I advise you to watch for signs to tell you that your pet is not happy or comfortable anymore and that their quality of life has changed. The bond that you have with your pet is so strong, and I trust that you will know better than anyone. Options in medical care and your ability to provide for their daily care should also be reviewed. I will give my blessing for euthanasia if I feel that it is in the best interest for both you and your pet. If you are not ready to make the decision to euthanase, I can refer you to another local caring veterinarian who can discuss palliative care options to improve quality of life (such as pain control). I am solely a euthanasia service, but desire to have your pet properly cared for before my service is requested.

The decision to say goodbye is not something you must do on your own, and I encourage you to speak to family and friends about your situation. Please also see grief resources.

Better three hours too soon than a minute too late.
— William Shakespeare


I recommend for you to make a list of three things that your pet enjoys doing. This list can act as a guide to allow you to acknowledge any changes you are seeing. If your pet stops one of them, you are getting close. If your pet stops two, you need to do something. I would then encourage you to talk with your family about these noticeable changes, and get in contact with me to discuss your current situation. Try not to accept this new “normal,” and hope your pet doesn’t worsen even more. The HHHHHMM Quality of Life Scale may also be useful. 

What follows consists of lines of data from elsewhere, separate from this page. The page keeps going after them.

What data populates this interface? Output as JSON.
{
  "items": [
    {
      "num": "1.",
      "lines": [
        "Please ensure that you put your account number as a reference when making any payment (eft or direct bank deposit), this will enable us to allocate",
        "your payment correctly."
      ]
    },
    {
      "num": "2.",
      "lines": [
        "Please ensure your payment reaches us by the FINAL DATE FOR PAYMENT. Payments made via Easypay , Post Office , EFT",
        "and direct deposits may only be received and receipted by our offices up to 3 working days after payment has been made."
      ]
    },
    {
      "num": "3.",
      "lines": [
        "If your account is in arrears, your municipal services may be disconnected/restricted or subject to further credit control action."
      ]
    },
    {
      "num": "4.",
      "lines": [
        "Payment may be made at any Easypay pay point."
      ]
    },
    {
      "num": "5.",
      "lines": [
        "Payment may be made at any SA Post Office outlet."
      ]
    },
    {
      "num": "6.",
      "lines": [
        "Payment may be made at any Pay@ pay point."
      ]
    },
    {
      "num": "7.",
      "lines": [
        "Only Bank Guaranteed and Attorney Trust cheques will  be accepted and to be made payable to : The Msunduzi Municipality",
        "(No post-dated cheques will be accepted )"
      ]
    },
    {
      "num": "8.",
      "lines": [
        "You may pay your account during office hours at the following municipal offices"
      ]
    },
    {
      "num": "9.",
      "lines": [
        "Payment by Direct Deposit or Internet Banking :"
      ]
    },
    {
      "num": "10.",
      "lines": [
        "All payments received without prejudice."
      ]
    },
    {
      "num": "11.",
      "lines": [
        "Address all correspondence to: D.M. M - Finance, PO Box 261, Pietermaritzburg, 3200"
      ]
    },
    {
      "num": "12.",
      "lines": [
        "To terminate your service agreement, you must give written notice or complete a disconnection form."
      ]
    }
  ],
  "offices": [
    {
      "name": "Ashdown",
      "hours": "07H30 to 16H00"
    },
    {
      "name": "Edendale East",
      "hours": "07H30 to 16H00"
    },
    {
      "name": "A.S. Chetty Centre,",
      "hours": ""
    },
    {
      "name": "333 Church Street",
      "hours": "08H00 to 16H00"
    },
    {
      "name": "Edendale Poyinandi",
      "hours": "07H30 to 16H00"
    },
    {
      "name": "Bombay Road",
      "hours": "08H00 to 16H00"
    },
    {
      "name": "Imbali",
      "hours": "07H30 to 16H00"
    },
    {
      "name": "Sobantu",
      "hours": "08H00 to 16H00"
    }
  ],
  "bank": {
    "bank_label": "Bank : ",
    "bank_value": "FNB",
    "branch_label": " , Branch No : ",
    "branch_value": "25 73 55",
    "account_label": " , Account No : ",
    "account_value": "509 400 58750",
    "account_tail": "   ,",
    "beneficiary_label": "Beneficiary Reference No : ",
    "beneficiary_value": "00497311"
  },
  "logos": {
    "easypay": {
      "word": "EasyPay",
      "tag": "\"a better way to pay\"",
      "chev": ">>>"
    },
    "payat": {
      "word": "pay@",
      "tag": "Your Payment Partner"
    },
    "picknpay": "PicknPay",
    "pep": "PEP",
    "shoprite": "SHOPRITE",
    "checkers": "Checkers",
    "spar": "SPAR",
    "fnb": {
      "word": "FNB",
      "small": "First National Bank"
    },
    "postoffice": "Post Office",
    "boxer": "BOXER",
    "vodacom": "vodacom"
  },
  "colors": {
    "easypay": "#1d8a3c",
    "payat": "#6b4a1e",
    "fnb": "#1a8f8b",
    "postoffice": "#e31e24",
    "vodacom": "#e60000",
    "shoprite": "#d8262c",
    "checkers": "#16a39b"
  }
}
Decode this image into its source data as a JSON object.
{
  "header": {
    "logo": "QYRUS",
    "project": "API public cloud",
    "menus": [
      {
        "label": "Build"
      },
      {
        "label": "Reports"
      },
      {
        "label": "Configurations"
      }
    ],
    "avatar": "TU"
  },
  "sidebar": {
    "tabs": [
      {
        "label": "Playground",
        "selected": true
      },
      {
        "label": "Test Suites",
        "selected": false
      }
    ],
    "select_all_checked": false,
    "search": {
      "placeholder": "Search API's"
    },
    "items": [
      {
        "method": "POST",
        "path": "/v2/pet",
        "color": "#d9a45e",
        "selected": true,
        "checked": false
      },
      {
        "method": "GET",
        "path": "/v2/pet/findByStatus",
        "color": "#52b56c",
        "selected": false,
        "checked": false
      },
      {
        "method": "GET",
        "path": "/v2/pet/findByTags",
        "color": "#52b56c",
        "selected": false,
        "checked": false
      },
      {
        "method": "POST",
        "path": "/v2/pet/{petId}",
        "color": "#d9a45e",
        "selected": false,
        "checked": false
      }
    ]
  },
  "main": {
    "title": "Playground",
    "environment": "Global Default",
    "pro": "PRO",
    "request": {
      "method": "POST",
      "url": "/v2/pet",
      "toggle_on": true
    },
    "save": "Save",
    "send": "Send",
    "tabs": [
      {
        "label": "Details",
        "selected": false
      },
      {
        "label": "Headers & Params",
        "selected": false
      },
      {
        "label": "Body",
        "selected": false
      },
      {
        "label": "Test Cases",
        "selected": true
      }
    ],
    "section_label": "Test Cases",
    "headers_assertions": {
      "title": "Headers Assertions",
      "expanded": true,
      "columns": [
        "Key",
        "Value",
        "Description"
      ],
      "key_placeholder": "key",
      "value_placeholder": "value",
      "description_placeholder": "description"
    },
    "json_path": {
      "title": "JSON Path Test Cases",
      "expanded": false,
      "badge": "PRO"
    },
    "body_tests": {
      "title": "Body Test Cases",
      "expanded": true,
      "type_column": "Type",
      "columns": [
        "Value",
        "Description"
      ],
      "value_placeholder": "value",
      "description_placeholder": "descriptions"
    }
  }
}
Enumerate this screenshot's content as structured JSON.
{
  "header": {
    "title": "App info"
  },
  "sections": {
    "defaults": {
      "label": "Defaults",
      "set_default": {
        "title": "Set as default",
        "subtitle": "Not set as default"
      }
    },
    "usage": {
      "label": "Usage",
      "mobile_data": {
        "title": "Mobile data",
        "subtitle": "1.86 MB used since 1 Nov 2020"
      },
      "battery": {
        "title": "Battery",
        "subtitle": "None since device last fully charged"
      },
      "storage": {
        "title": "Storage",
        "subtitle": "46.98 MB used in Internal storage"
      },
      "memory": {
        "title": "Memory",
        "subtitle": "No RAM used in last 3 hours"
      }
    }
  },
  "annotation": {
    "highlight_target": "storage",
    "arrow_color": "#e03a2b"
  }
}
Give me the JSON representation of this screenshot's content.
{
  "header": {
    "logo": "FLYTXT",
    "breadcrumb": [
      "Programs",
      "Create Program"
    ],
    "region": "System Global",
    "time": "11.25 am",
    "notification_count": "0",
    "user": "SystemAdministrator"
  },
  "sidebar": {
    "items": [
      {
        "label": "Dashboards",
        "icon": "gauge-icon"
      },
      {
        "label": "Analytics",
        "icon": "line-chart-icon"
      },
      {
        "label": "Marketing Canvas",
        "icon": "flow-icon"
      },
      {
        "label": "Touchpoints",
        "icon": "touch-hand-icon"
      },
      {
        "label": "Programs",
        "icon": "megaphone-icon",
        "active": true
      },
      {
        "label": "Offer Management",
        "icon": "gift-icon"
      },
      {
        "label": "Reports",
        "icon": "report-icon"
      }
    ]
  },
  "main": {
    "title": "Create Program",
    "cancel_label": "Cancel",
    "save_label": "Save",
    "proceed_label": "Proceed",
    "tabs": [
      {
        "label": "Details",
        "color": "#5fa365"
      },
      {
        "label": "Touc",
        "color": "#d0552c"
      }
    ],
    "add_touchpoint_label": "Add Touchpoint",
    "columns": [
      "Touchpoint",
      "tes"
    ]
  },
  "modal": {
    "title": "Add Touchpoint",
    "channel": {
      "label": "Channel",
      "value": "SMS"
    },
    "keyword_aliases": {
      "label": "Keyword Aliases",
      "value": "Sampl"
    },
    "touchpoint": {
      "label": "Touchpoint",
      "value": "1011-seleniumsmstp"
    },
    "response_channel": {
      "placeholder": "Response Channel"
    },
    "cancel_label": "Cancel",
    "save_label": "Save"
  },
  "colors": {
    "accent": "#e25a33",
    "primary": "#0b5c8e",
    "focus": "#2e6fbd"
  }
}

A handful of owners are fortunate enough to have a sixth sense about this, but many do not. If an animal’s suffering cannot be managed, 'good death' (euthanasia) can be our greatest gift. After euthanasia, owners often say that they have waited too long, rather than saying they made the decision too early. You may also wonder why your pet doesn't just pass peacefully in the night. Yes, this would be an ideal situation, but there is no guarantee that their last moments are peaceful. If you are hoping that they pass in their sleep, I do believe the time has come to consider euthanasia. Choosing to euthanize helps ensure that death will come quickly and that the end of life is as pain free and comfortable as possible. Once you have made the decision to end your pet's suffering, think about the actual process. The exercise of visualizing your pet passing away may be helpful.

These five points are important to consider so the day will be calm for you and your pet:

  •    Where would you like the 'final goodbye' to be...envision the place and the time

  •    Who would you like to be present (everyone is welcome, but no one is made to stay)

  •    Do you want your pet to leave when having a good day, or when death is more imminent

  •    What kind of aftercare would you like for the body (home burial or cremation)

  •    How will you and your family grieve and memorialize your pet

I am here to help you with these decisions so please contact me today. 

It is our responsibility to provide for our animals, both in life and death
— Dr. Bernard Rollin